(Beginning of RECORDS SHOWN)
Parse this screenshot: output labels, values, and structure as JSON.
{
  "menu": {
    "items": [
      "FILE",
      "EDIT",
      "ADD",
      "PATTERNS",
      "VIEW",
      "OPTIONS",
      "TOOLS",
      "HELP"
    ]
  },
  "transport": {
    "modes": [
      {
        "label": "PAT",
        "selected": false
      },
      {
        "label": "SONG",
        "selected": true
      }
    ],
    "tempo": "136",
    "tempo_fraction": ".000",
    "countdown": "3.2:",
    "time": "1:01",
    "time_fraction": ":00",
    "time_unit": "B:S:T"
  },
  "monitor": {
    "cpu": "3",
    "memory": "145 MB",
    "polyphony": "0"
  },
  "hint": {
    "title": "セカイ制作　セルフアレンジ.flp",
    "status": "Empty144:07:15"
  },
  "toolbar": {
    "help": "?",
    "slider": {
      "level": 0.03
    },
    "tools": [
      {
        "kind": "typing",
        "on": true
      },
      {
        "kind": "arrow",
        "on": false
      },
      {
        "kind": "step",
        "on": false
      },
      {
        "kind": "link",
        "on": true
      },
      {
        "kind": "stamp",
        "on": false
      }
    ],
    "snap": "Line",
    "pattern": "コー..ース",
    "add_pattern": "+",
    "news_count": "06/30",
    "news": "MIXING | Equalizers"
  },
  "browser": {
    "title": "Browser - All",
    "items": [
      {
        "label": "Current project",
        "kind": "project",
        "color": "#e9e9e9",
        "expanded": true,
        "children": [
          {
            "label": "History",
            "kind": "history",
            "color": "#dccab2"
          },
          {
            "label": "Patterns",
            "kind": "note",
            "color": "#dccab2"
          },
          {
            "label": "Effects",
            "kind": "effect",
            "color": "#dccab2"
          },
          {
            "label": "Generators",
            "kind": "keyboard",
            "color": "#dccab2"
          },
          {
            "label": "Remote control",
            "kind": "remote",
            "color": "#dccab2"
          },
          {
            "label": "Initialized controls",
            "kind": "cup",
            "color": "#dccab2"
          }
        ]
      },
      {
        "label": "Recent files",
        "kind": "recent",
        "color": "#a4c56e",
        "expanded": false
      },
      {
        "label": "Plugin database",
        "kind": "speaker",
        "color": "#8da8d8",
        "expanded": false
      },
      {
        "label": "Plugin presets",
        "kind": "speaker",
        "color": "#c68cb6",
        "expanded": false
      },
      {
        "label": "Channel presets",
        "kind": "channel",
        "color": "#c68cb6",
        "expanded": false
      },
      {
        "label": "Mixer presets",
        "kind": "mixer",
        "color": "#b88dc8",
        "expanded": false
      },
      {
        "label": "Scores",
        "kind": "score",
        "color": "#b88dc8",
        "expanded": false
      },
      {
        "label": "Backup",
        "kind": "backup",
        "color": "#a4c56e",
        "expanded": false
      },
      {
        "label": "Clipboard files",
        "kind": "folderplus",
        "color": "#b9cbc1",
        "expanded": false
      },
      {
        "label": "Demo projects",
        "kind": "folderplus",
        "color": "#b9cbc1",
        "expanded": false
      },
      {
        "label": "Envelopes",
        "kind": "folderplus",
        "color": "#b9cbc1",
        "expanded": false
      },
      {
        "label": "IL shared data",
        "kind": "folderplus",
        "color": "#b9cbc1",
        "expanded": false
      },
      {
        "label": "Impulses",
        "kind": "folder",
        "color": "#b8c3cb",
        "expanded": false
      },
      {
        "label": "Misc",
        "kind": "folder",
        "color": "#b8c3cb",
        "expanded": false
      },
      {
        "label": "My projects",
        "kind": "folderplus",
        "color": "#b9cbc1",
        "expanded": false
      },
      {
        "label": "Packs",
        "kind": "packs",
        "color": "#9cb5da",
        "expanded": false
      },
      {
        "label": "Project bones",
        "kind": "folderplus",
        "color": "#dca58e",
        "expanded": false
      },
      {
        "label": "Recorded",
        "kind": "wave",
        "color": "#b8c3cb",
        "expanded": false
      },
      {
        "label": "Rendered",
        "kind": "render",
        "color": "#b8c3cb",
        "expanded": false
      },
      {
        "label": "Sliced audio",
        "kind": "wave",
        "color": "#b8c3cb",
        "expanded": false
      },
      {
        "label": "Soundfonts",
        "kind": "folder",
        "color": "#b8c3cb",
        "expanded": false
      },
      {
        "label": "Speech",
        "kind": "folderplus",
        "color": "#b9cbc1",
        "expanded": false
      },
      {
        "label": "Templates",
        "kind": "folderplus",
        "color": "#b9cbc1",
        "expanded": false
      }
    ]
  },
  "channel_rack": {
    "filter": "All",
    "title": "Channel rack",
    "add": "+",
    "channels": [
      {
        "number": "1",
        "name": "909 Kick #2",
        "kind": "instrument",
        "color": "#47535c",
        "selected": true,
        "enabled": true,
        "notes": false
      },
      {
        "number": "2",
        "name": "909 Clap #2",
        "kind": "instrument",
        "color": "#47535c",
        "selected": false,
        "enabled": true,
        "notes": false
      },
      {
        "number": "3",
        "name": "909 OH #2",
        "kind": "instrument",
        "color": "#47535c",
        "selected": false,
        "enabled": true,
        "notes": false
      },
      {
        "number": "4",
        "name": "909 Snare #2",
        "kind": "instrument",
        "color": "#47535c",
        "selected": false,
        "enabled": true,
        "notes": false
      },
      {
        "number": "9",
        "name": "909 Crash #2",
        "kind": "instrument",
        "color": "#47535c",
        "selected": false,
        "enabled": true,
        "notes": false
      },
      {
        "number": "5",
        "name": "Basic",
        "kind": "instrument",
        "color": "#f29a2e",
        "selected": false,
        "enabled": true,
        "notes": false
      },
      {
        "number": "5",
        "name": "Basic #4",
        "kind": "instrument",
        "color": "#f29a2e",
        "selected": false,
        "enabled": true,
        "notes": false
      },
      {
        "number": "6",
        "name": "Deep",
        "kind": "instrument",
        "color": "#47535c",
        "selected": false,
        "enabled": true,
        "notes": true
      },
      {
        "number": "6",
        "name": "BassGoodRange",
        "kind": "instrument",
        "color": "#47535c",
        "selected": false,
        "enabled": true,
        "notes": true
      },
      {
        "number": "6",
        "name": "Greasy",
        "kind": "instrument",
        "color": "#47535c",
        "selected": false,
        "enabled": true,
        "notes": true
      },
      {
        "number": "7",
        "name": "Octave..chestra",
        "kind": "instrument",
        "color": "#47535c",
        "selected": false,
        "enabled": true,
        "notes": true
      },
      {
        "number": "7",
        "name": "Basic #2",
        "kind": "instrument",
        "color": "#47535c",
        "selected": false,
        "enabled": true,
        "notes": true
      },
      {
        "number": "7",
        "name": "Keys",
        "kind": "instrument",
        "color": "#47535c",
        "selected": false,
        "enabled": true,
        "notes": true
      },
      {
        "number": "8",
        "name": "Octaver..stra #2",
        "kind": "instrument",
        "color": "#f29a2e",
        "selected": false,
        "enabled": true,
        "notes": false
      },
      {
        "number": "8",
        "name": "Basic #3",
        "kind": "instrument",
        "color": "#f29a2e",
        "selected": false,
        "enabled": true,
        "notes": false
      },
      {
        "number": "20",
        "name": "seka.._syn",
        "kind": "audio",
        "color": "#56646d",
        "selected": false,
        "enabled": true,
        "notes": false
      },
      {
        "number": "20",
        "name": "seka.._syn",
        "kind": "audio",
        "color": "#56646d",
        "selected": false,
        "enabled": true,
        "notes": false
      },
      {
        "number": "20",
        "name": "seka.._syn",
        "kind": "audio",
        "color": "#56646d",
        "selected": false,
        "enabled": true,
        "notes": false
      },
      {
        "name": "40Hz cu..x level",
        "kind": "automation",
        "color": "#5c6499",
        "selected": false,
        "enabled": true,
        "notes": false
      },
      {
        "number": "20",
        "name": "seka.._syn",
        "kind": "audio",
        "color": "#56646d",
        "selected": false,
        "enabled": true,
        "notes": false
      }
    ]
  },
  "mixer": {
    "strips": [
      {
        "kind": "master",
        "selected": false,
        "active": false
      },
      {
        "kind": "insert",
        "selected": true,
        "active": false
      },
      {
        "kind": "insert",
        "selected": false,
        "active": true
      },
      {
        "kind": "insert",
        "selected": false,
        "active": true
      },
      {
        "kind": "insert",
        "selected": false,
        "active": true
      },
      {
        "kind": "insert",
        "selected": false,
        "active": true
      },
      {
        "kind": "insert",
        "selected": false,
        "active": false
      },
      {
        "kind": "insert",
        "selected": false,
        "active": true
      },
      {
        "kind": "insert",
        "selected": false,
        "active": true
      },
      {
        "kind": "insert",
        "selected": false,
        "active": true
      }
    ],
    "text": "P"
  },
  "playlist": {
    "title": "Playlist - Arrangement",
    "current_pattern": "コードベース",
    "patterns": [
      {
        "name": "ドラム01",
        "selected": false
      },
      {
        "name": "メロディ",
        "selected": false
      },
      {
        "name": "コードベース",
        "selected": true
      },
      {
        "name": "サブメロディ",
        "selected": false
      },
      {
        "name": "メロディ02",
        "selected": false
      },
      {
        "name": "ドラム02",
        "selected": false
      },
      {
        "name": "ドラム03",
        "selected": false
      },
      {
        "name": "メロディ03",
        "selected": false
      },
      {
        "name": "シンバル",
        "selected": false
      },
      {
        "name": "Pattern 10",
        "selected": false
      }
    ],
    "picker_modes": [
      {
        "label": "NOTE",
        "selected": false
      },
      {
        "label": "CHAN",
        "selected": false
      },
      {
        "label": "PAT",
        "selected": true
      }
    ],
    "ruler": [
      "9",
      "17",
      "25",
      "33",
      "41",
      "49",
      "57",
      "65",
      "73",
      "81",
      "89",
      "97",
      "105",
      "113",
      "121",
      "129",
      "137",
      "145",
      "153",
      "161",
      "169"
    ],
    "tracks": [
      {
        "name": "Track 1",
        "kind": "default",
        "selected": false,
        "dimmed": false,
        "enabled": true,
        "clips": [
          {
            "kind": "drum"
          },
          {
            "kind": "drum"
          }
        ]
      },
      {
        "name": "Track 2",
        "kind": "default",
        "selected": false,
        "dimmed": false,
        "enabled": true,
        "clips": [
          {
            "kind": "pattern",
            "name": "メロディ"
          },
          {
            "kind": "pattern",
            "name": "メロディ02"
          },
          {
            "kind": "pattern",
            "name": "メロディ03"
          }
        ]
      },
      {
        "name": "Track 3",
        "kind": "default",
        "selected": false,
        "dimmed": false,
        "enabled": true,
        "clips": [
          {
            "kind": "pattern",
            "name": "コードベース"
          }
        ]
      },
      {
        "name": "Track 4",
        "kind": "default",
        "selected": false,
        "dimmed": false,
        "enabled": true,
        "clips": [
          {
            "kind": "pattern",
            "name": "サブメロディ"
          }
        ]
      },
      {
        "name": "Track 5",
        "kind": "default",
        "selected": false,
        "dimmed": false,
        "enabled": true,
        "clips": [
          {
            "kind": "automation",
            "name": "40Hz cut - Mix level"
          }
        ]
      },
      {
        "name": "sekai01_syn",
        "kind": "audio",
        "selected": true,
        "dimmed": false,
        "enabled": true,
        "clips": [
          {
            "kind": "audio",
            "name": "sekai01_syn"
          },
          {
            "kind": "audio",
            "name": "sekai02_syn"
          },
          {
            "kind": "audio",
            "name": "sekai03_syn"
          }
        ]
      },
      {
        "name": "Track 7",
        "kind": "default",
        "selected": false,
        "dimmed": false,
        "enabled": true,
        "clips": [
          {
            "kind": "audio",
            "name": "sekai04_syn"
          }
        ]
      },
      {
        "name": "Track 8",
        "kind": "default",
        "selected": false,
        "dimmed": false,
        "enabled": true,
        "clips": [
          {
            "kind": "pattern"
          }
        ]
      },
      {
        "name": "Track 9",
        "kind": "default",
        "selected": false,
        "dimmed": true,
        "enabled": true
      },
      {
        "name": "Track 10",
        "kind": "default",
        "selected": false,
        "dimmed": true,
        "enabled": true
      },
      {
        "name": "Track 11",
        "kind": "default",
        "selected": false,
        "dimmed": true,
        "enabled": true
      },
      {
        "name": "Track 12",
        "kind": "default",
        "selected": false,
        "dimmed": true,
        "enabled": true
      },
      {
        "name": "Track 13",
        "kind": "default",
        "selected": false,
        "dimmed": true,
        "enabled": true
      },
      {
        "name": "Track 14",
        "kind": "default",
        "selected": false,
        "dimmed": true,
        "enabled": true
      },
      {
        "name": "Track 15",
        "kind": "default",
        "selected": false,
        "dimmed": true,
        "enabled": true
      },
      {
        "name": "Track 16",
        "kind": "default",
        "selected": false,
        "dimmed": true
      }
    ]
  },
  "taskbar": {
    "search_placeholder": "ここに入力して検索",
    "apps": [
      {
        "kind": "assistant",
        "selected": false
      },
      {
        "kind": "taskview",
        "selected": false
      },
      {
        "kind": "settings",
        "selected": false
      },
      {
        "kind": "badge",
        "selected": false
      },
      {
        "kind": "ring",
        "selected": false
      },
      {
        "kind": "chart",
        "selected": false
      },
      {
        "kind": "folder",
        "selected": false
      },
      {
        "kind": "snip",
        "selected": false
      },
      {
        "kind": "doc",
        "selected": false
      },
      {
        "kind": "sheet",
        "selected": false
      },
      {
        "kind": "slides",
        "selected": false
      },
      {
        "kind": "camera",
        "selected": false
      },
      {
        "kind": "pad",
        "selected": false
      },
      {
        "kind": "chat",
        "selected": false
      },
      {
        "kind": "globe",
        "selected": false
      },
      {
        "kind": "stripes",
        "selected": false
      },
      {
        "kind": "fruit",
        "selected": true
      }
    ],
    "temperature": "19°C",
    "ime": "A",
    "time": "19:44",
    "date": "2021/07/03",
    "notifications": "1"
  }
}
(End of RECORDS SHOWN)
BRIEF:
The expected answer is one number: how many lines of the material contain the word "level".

SOLUTION:
3